How to Film Great Wildlife Stock Footage

Stock footage is video footage that is not customized to use in any specific television programs or film. It can be used in previous productions, or it may be an archive of video footage from other productions that have not yet been used. In short, these are footages that are in stock or in storage that can be used all over again.

Tools and Materials:

  • Tripod
  • Video camcorder
  • Telephoto lens

Step 1: Choosing a Location

One of the most important steps when filming wildlife footage for stock footage is to choose a great location. Choose a location where it will give you the most flexibility when it comes to shooting. The location should give you several options to shoot the wildlife scene you want to film. You should also choose a location that will give you ample lighting while shooting. The amount of light in your film will make or break you stock footage. In this regard, it is advisable to shoot at a time of day when light is at its maximum, unless you prefer to shoot a night time scene.

Step 2: Set up Your Equipment

The amount of equipment you will need depends on the wildlife scene you want to shoot.
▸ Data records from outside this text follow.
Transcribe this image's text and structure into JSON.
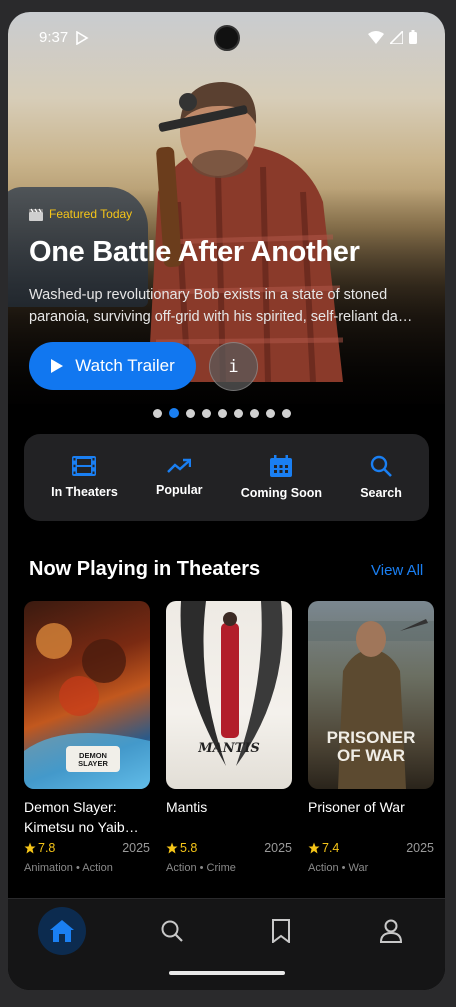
{
  "status_bar": {
    "time": "9:37"
  },
  "hero": {
    "featured_label": "Featured Today",
    "title": "One Battle After Another",
    "description_line1": "Washed-up revolutionary Bob exists in a state of stoned",
    "description_line2": "paranoia, surviving off-grid with his spirited, self-reliant da…",
    "watch_button_label": "Watch Trailer",
    "info_button_label": "i",
    "carousel_count": 9,
    "carousel_active_index": 1
  },
  "quick_nav": {
    "items": [
      {
        "label": "In Theaters",
        "icon": "film-icon"
      },
      {
        "label": "Popular",
        "icon": "trending-up-icon"
      },
      {
        "label": "Coming Soon",
        "icon": "calendar-icon"
      },
      {
        "label": "Search",
        "icon": "search-icon"
      }
    ]
  },
  "section": {
    "title": "Now Playing in Theaters",
    "view_all_label": "View All"
  },
  "movies": [
    {
      "title": "Demon Slayer: Kimetsu no Yaib…",
      "rating": "7.8",
      "year": "2025",
      "genres": "Animation • Action",
      "poster_text": "DEMON SLAYER"
    },
    {
      "title": "Mantis",
      "rating": "5.8",
      "year": "2025",
      "genres": "Action • Crime",
      "poster_text": "MANTIS"
    },
    {
      "title": "Prisoner of War",
      "rating": "7.4",
      "year": "2025",
      "genres": "Action • War",
      "poster_text": "PRISONER OF WAR"
    }
  ],
  "bottom_nav": {
    "items": [
      "home-icon",
      "search-icon",
      "bookmark-icon",
      "profile-icon"
    ],
    "active": "home-icon"
  },
  "colors": {
    "accent": "#1a7ff2",
    "star": "#f5c518",
    "card_bg": "#222224"
  }
}
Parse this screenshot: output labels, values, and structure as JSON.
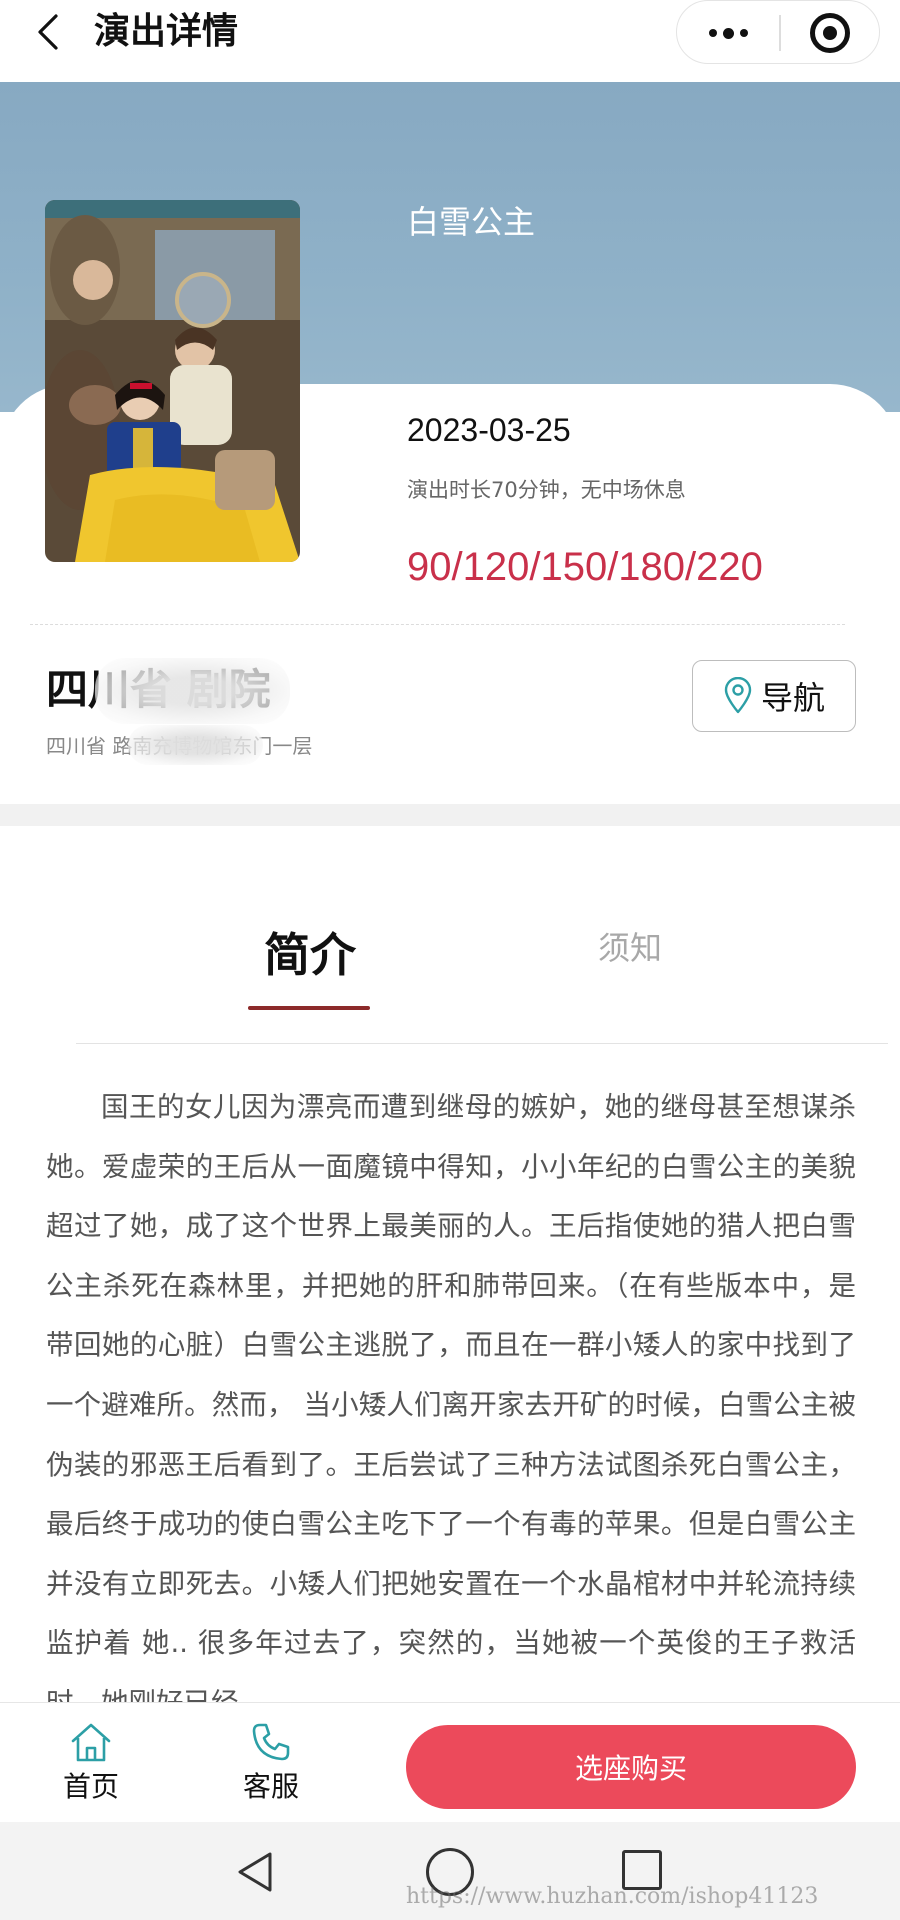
{
  "navbar": {
    "title": "演出详情"
  },
  "show": {
    "title": "白雪公主",
    "date": "2023-03-25",
    "duration": "演出时长70分钟，无中场休息",
    "price": "90/120/150/180/220"
  },
  "venue": {
    "name": "四川省 剧院",
    "address": "四川省 路南充博物馆东门一层",
    "nav_label": "导航"
  },
  "tabs": {
    "intro_label": "简介",
    "notice_label": "须知"
  },
  "description": "国王的女儿因为漂亮而遭到继母的嫉妒，她的继母甚至想谋杀她。爱虚荣的王后从一面魔镜中得知，小小年纪的白雪公主的美貌超过了她，成了这个世界上最美丽的人。王后指使她的猎人把白雪公主杀死在森林里，并把她的肝和肺带回来。（在有些版本中，是带回她的心脏）白雪公主逃脱了，而且在一群小矮人的家中找到了一个避难所。然而， 当小矮人们离开家去开矿的时候，白雪公主被伪装的邪恶王后看到了。王后尝试了三种方法试图杀死白雪公主，最后终于成功的使白雪公主吃下了一个有毒的苹果。但是白雪公主并没有立即死去。小矮人们把她安置在一个水晶棺材中并轮流持续监护着 她.. 很多年过去了，突然的，当她被一个英俊的王子救活时，她刚好已经",
  "bottom_bar": {
    "home_label": "首页",
    "service_label": "客服",
    "buy_label": "选座购买"
  },
  "watermark": "https://www.huzhan.com/ishop41123",
  "icons": {
    "back": "chevron-left-icon",
    "more": "more-dots-icon",
    "close": "target-close-icon",
    "location": "location-pin-icon",
    "home": "home-icon",
    "phone": "phone-icon"
  },
  "colors": {
    "hero": "#8fb1c8",
    "price": "#c9304a",
    "buy_button": "#ec4a5b",
    "tab_indicator": "#8c2a2a"
  }
}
Generally, your camcorder, a tripod and some lighting equipment is enough to shoot wildlife stock footage. Set up your equipment where your subject will not be disturbed. Otherwise, you might find yourself without any wildlife to shoot.

Step 3: Shoot the Habitat

Shoot a wide shot of the habitat of the wildlife you are shooting. This will give you more options. You also need to shoot the different sides or views of the habitat. If you are shooting a duck family, shoot the lake where it is swimming, the trees surrounding the lake, as well the entire scene covering the lake and the trees. Make sure that you shoot tight, wide and mid.

Step 4: Shoot the Subject

After shooting the background or habitat, you can now shoot the subject itself. Focus on the subject matter by zooming the lens of your video camcorder or using a telephoto lens if you require being a few distances away from your subject. Make sure that you shoot a moving shot of the subject. A moving shot can either be by filming the subject moving, or you moving the camera to give a different angle (but still focusing on the subject).

Step 5: Shoot from the Wildlife's Point of View

You can then shoot the wildlife's point of view. In short, get a shot on how your subject will perceive or view its surrounding. The tripod is a great tool to use when shooting this scene. To do this, set your tripod low and then place the camcorder on top of it.

Step 6: Keep the Video Camcorder Running

Make sure that you always keep the camcorder running when shooting wildlife stock footage. You must remember that you cannot really control how your subject will move or react, so it is best to get the maximum footage.